(Collected data entries)
▼
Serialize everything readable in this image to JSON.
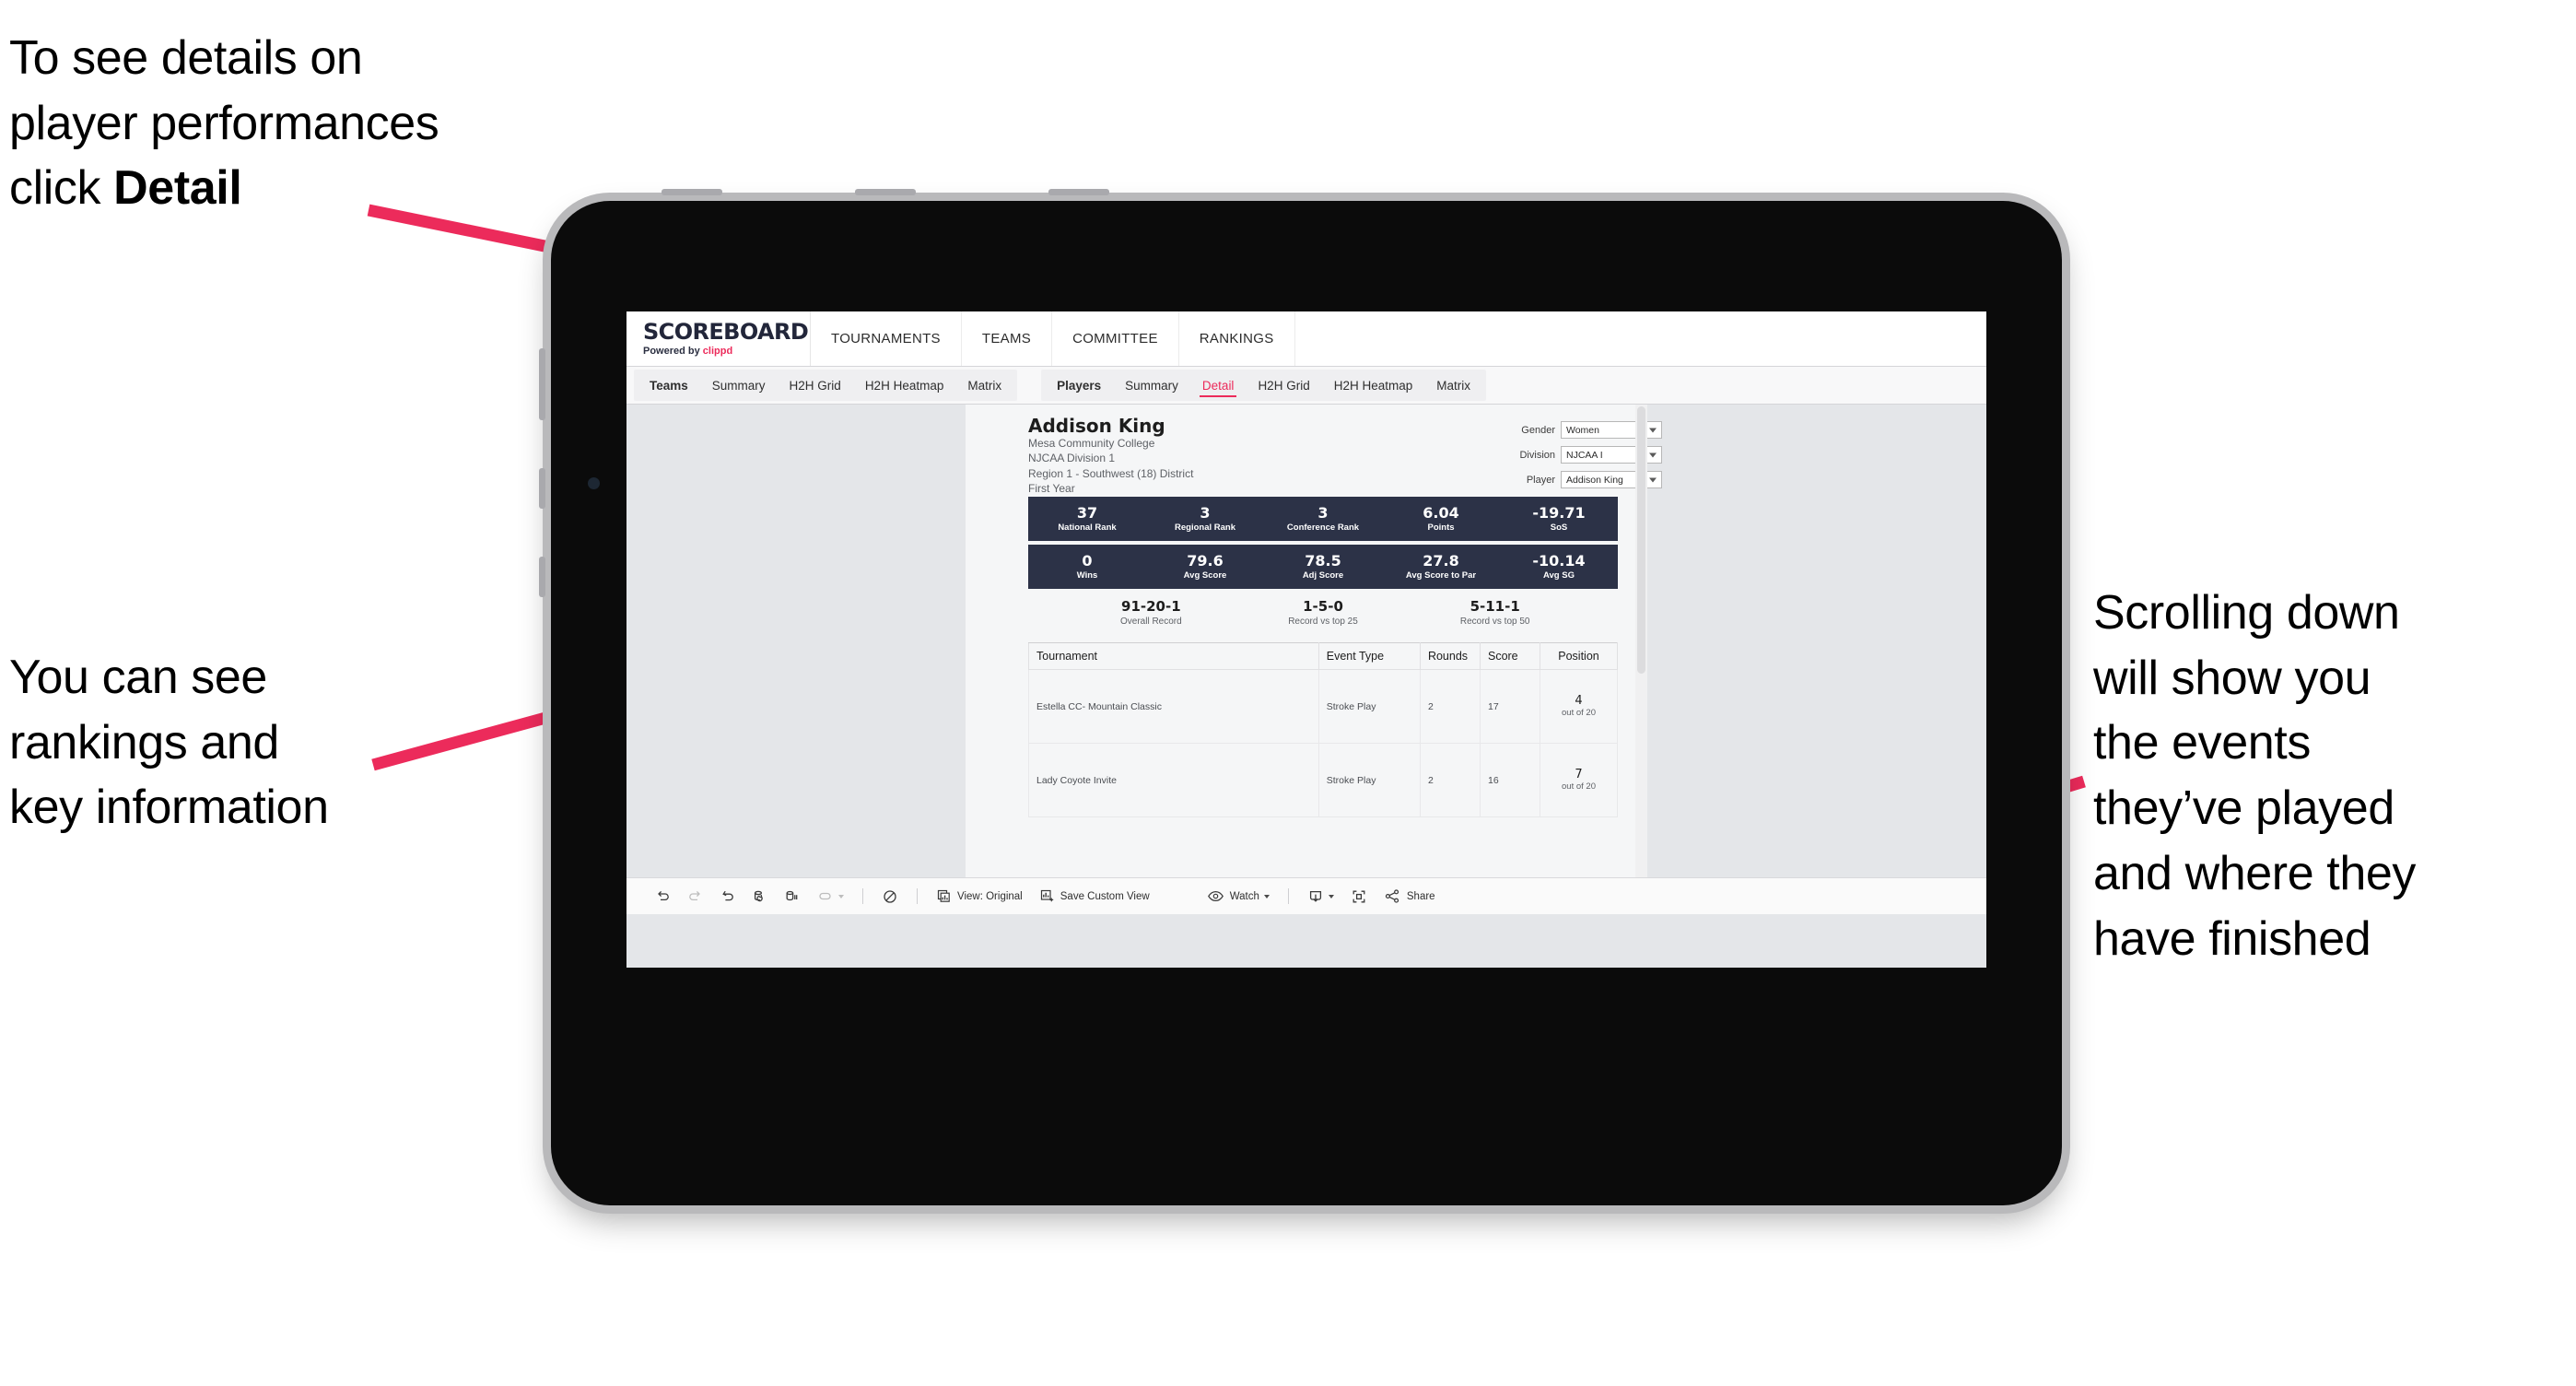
{
  "annotations": {
    "top_left": "To see details on\nplayer performances\nclick ",
    "top_left_bold": "Detail",
    "bottom_left": "You can see\nrankings and\nkey information",
    "right": "Scrolling down\nwill show you\nthe events\nthey’ve played\nand where they\nhave finished"
  },
  "colors": {
    "accent_pink": "#ec2b5b",
    "stat_navy": "#2c3247",
    "screen_bg": "#e4e6e9"
  },
  "brand": {
    "logo_main": "SCOREBOARD",
    "logo_sub_prefix": "Powered by ",
    "logo_sub_brand": "clippd"
  },
  "top_nav": [
    {
      "label": "TOURNAMENTS"
    },
    {
      "label": "TEAMS"
    },
    {
      "label": "COMMITTEE"
    },
    {
      "label": "RANKINGS"
    }
  ],
  "tab_groups": [
    {
      "lead": "Teams",
      "tabs": [
        {
          "label": "Summary",
          "active": false
        },
        {
          "label": "H2H Grid",
          "active": false
        },
        {
          "label": "H2H Heatmap",
          "active": false
        },
        {
          "label": "Matrix",
          "active": false
        }
      ]
    },
    {
      "lead": "Players",
      "tabs": [
        {
          "label": "Summary",
          "active": false
        },
        {
          "label": "Detail",
          "active": true
        },
        {
          "label": "H2H Grid",
          "active": false
        },
        {
          "label": "H2H Heatmap",
          "active": false
        },
        {
          "label": "Matrix",
          "active": false
        }
      ]
    }
  ],
  "player": {
    "name": "Addison King",
    "school": "Mesa Community College",
    "division": "NJCAA Division 1",
    "region": "Region 1 - Southwest (18) District",
    "year": "First Year"
  },
  "filters": [
    {
      "label": "Gender",
      "value": "Women"
    },
    {
      "label": "Division",
      "value": "NJCAA I"
    },
    {
      "label": "Player",
      "value": "Addison King"
    }
  ],
  "stats_row_1": [
    {
      "value": "37",
      "label": "National Rank"
    },
    {
      "value": "3",
      "label": "Regional Rank"
    },
    {
      "value": "3",
      "label": "Conference Rank"
    },
    {
      "value": "6.04",
      "label": "Points"
    },
    {
      "value": "-19.71",
      "label": "SoS"
    }
  ],
  "stats_row_2": [
    {
      "value": "0",
      "label": "Wins"
    },
    {
      "value": "79.6",
      "label": "Avg Score"
    },
    {
      "value": "78.5",
      "label": "Adj Score"
    },
    {
      "value": "27.8",
      "label": "Avg Score to Par"
    },
    {
      "value": "-10.14",
      "label": "Avg SG"
    }
  ],
  "records": [
    {
      "value": "91-20-1",
      "label": "Overall Record"
    },
    {
      "value": "1-5-0",
      "label": "Record vs top 25"
    },
    {
      "value": "5-11-1",
      "label": "Record vs top 50"
    }
  ],
  "tournament_table": {
    "headers": [
      "Tournament",
      "Event Type",
      "Rounds",
      "Score",
      "Position"
    ],
    "rows": [
      {
        "tournament": "Estella CC- Mountain Classic",
        "event_type": "Stroke Play",
        "rounds": "2",
        "score": "17",
        "position_num": "4",
        "position_of": "out of 20"
      },
      {
        "tournament": "Lady Coyote Invite",
        "event_type": "Stroke Play",
        "rounds": "2",
        "score": "16",
        "position_num": "7",
        "position_of": "out of 20"
      }
    ]
  },
  "toolbar": {
    "view_label": "View: Original",
    "save_label": "Save Custom View",
    "watch_label": "Watch",
    "share_label": "Share"
  }
}
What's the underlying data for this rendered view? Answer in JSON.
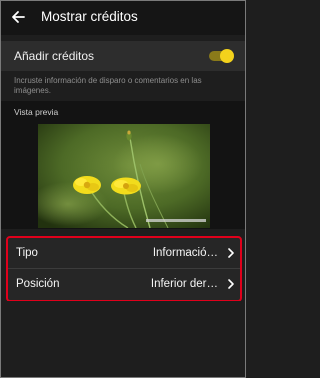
{
  "header": {
    "back_icon": "arrow-left-icon",
    "title": "Mostrar créditos"
  },
  "add_credits": {
    "label": "Añadir créditos",
    "toggle_on": true,
    "toggle_color": "#f3d21c"
  },
  "description": "Incruste información de disparo o comentarios en las imágenes.",
  "preview": {
    "label": "Vista previa"
  },
  "settings": [
    {
      "label": "Tipo",
      "value": "Informació…",
      "chevron_icon": "chevron-right-icon"
    },
    {
      "label": "Posición",
      "value": "Inferior der…",
      "chevron_icon": "chevron-right-icon"
    }
  ],
  "highlight_color": "#e0001b"
}
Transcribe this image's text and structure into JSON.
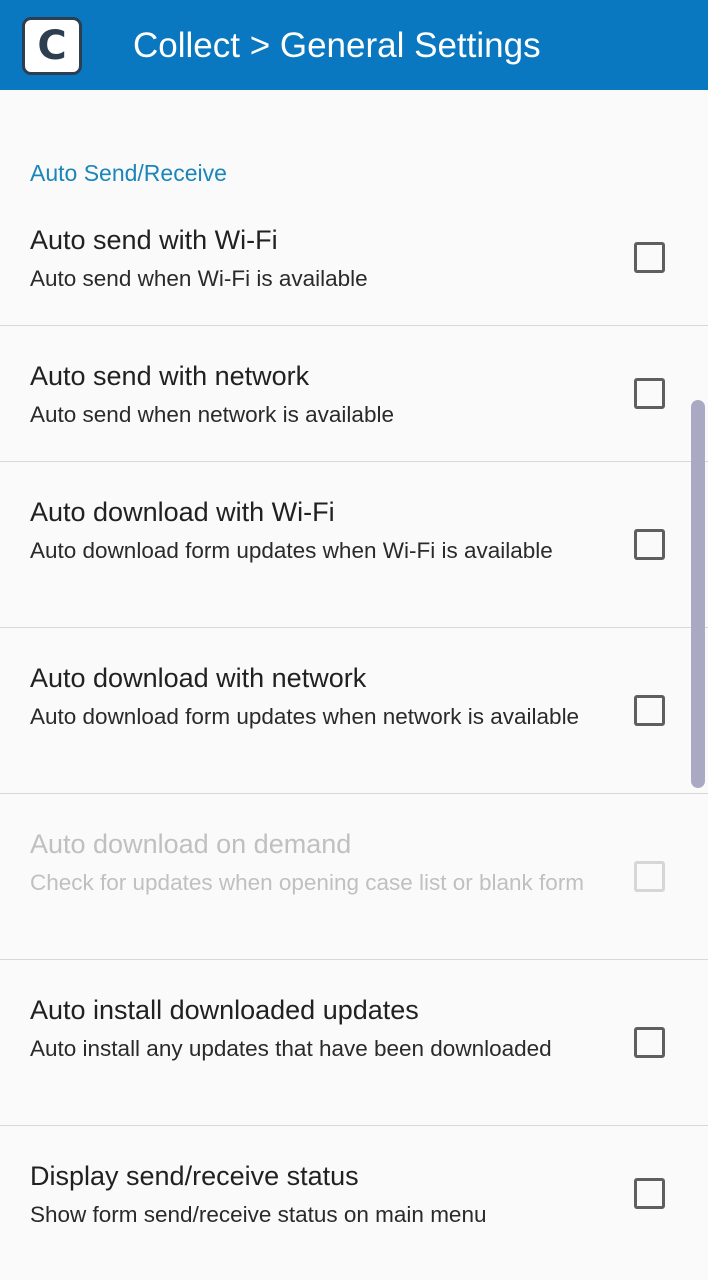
{
  "appbar": {
    "logo_letter": "C",
    "title": "Collect > General Settings"
  },
  "section": {
    "header": "Auto Send/Receive"
  },
  "preferences": [
    {
      "title": "Auto send with Wi-Fi",
      "summary": "Auto send when Wi-Fi is available",
      "checked": false,
      "enabled": true
    },
    {
      "title": "Auto send with network",
      "summary": "Auto send when network is available",
      "checked": false,
      "enabled": true
    },
    {
      "title": "Auto download with Wi-Fi",
      "summary": "Auto download form updates when Wi-Fi is available",
      "checked": false,
      "enabled": true
    },
    {
      "title": "Auto download with network",
      "summary": "Auto download form updates when network is available",
      "checked": false,
      "enabled": true
    },
    {
      "title": "Auto download on demand",
      "summary": "Check for updates when opening case list or blank form",
      "checked": false,
      "enabled": false
    },
    {
      "title": "Auto install downloaded updates",
      "summary": "Auto install any updates that have been downloaded",
      "checked": false,
      "enabled": true
    },
    {
      "title": "Display send/receive status",
      "summary": "Show form send/receive status on main menu",
      "checked": false,
      "enabled": true
    }
  ]
}
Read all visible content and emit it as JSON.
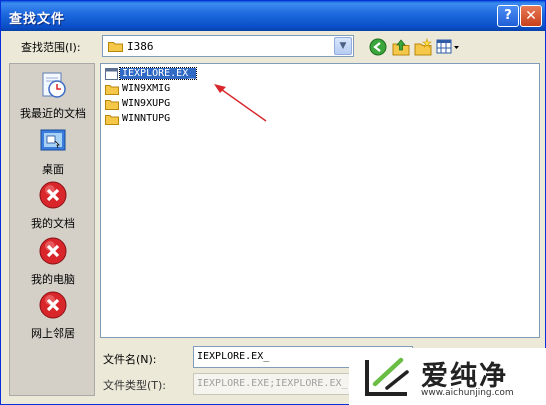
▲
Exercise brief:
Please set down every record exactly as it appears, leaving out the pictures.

Response for this exercise:
Serialize everything readable in this image to JSON.
{
  "annotations": {
    "top_left": "To see details on\nplayer performances\nclick ",
    "top_left_bold": "Detail",
    "bottom_left": "You can see\nrankings and\nkey information",
    "right": "Scrolling down\nwill show you\nthe events\nthey’ve played\nand where they\nhave finished"
  },
  "colors": {
    "accent_pink": "#ec2b5b",
    "stat_navy": "#2c3247",
    "screen_bg": "#e4e6e9"
  },
  "brand": {
    "logo_main": "SCOREBOARD",
    "logo_sub_prefix": "Powered by ",
    "logo_sub_brand": "clippd"
  },
  "top_nav": [
    {
      "label": "TOURNAMENTS"
    },
    {
      "label": "TEAMS"
    },
    {
      "label": "COMMITTEE"
    },
    {
      "label": "RANKINGS"
    }
  ],
  "tab_groups": [
    {
      "lead": "Teams",
      "tabs": [
        {
          "label": "Summary",
          "active": false
        },
        {
          "label": "H2H Grid",
          "active": false
        },
        {
          "label": "H2H Heatmap",
          "active": false
        },
        {
          "label": "Matrix",
          "active": false
        }
      ]
    },
    {
      "lead": "Players",
      "tabs": [
        {
          "label": "Summary",
          "active": false
        },
        {
          "label": "Detail",
          "active": true
        },
        {
          "label": "H2H Grid",
          "active": false
        },
        {
          "label": "H2H Heatmap",
          "active": false
        },
        {
          "label": "Matrix",
          "active": false
        }
      ]
    }
  ],
  "player": {
    "name": "Addison King",
    "school": "Mesa Community College",
    "division": "NJCAA Division 1",
    "region": "Region 1 - Southwest (18) District",
    "year": "First Year"
  },
  "filters": [
    {
      "label": "Gender",
      "value": "Women"
    },
    {
      "label": "Division",
      "value": "NJCAA I"
    },
    {
      "label": "Player",
      "value": "Addison King"
    }
  ],
  "stats_row_1": [
    {
      "value": "37",
      "label": "National Rank"
    },
    {
      "value": "3",
      "label": "Regional Rank"
    },
    {
      "value": "3",
      "label": "Conference Rank"
    },
    {
      "value": "6.04",
      "label": "Points"
    },
    {
      "value": "-19.71",
      "label": "SoS"
    }
  ],
  "stats_row_2": [
    {
      "value": "0",
      "label": "Wins"
    },
    {
      "value": "79.6",
      "label": "Avg Score"
    },
    {
      "value": "78.5",
      "label": "Adj Score"
    },
    {
      "value": "27.8",
      "label": "Avg Score to Par"
    },
    {
      "value": "-10.14",
      "label": "Avg SG"
    }
  ],
  "records": [
    {
      "value": "91-20-1",
      "label": "Overall Record"
    },
    {
      "value": "1-5-0",
      "label": "Record vs top 25"
    },
    {
      "value": "5-11-1",
      "label": "Record vs top 50"
    }
  ],
  "tournament_table": {
    "headers": [
      "Tournament",
      "Event Type",
      "Rounds",
      "Score",
      "Position"
    ],
    "rows": [
      {
        "tournament": "Estella CC- Mountain Classic",
        "event_type": "Stroke Play",
        "rounds": "2",
        "score": "17",
        "position_num": "4",
        "position_of": "out of 20"
      },
      {
        "tournament": "Lady Coyote Invite",
        "event_type": "Stroke Play",
        "rounds": "2",
        "score": "16",
        "position_num": "7",
        "position_of": "out of 20"
      }
    ]
  },
  "toolbar": {
    "view_label": "View: Original",
    "save_label": "Save Custom View",
    "watch_label": "Watch",
    "share_label": "Share"
  }
}
What's the underlying data for this rendered view? Answer in JSON.
{
  "header": {
    "back_icon": "arrow-left-icon",
    "title": "Mostrar créditos"
  },
  "add_credits": {
    "label": "Añadir créditos",
    "toggle_on": true,
    "toggle_color": "#f3d21c"
  },
  "description": "Incruste información de disparo o comentarios en las imágenes.",
  "preview": {
    "label": "Vista previa"
  },
  "settings": [
    {
      "label": "Tipo",
      "value": "Informació…",
      "chevron_icon": "chevron-right-icon"
    },
    {
      "label": "Posición",
      "value": "Inferior der…",
      "chevron_icon": "chevron-right-icon"
    }
  ],
  "highlight_color": "#e0001b"
}
Transcribe this image's text and structure into JSON.
{
  "appbar": {
    "logo_letter": "C",
    "title": "Collect > General Settings"
  },
  "section": {
    "header": "Auto Send/Receive"
  },
  "preferences": [
    {
      "title": "Auto send with Wi-Fi",
      "summary": "Auto send when Wi-Fi is available",
      "checked": false,
      "enabled": true
    },
    {
      "title": "Auto send with network",
      "summary": "Auto send when network is available",
      "checked": false,
      "enabled": true
    },
    {
      "title": "Auto download with Wi-Fi",
      "summary": "Auto download form updates when Wi-Fi is available",
      "checked": false,
      "enabled": true
    },
    {
      "title": "Auto download with network",
      "summary": "Auto download form updates when network is available",
      "checked": false,
      "enabled": true
    },
    {
      "title": "Auto download on demand",
      "summary": "Check for updates when opening case list or blank form",
      "checked": false,
      "enabled": false
    },
    {
      "title": "Auto install downloaded updates",
      "summary": "Auto install any updates that have been downloaded",
      "checked": false,
      "enabled": true
    },
    {
      "title": "Display send/receive status",
      "summary": "Show form send/receive status on main menu",
      "checked": false,
      "enabled": true
    }
  ]
}
Read all visible content and emit it as JSON.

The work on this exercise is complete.